:: Exercise directions ::
Determine how many lines in the entries contain the word "icon", and give that number with no other text.
+ + + + + + +
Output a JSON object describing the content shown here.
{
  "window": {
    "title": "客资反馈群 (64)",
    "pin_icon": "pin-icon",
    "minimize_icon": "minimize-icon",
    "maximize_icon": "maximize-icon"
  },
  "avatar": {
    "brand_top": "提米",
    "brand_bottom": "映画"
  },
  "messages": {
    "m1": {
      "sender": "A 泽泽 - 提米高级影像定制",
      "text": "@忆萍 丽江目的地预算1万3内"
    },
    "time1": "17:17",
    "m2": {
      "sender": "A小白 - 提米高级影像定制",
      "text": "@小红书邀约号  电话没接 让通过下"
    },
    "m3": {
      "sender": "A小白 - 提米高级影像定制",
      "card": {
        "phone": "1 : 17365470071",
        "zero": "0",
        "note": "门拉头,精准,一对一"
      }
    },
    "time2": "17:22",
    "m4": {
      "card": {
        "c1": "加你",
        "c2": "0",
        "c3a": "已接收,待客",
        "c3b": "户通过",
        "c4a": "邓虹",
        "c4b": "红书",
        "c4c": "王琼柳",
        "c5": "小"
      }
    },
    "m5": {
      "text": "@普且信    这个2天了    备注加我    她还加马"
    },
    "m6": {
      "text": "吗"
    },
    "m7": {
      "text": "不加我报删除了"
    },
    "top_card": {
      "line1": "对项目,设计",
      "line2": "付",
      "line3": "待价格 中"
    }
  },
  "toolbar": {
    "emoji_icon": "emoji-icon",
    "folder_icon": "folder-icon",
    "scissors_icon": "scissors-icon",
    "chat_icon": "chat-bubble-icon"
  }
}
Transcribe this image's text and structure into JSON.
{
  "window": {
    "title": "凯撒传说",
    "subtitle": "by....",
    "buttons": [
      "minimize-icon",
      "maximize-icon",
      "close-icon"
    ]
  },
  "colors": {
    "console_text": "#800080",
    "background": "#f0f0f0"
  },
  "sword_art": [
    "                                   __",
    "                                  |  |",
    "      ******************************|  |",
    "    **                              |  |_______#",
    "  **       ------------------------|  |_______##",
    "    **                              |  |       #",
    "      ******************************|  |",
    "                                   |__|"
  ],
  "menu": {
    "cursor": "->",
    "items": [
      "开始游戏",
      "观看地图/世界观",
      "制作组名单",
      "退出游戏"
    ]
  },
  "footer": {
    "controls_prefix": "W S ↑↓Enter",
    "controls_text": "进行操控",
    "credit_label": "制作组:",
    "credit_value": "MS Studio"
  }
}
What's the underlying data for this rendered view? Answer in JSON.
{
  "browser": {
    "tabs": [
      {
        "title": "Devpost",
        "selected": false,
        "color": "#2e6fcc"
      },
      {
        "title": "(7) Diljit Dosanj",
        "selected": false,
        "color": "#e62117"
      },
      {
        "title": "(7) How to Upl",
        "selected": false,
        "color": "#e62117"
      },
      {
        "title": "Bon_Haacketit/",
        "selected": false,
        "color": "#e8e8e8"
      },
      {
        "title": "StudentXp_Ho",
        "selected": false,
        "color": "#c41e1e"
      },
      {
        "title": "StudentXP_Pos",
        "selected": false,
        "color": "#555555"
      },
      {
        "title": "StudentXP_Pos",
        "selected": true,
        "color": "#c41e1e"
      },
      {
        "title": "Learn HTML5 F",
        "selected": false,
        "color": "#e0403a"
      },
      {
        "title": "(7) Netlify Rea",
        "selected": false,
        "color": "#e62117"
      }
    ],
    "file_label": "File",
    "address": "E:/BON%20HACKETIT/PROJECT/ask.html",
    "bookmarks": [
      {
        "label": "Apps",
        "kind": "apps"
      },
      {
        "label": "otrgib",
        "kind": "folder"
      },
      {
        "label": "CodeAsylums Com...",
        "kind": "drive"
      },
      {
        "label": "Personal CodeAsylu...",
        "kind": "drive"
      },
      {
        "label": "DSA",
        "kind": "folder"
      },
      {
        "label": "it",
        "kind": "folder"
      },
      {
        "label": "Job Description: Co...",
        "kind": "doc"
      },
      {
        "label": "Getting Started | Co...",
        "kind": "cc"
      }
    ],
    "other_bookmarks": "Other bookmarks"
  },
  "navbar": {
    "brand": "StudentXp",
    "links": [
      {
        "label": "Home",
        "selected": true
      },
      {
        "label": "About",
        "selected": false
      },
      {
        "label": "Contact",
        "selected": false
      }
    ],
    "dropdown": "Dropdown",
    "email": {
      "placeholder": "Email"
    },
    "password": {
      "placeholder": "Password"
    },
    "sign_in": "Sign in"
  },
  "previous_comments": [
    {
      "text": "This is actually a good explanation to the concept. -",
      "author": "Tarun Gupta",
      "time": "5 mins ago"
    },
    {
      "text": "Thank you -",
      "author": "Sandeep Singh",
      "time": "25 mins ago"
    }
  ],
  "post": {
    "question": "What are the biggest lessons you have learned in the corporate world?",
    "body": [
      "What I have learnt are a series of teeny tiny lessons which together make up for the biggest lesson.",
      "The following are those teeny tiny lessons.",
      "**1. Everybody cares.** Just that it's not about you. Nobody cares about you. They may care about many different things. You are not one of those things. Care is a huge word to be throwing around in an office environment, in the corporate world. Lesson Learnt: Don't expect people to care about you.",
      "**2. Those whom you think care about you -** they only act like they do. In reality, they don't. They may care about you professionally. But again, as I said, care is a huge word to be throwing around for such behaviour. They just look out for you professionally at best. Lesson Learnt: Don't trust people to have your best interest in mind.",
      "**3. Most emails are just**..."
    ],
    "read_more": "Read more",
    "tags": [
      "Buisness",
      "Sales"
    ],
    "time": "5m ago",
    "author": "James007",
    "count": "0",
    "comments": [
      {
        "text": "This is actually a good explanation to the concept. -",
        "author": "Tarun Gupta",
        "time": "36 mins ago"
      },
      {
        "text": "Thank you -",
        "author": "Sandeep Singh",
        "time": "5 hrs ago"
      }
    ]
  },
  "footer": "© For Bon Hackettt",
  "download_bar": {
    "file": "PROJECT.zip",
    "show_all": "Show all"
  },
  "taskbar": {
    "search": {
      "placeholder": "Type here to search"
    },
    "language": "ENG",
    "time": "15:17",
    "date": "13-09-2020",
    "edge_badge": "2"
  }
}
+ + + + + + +
:: Final answer ::
10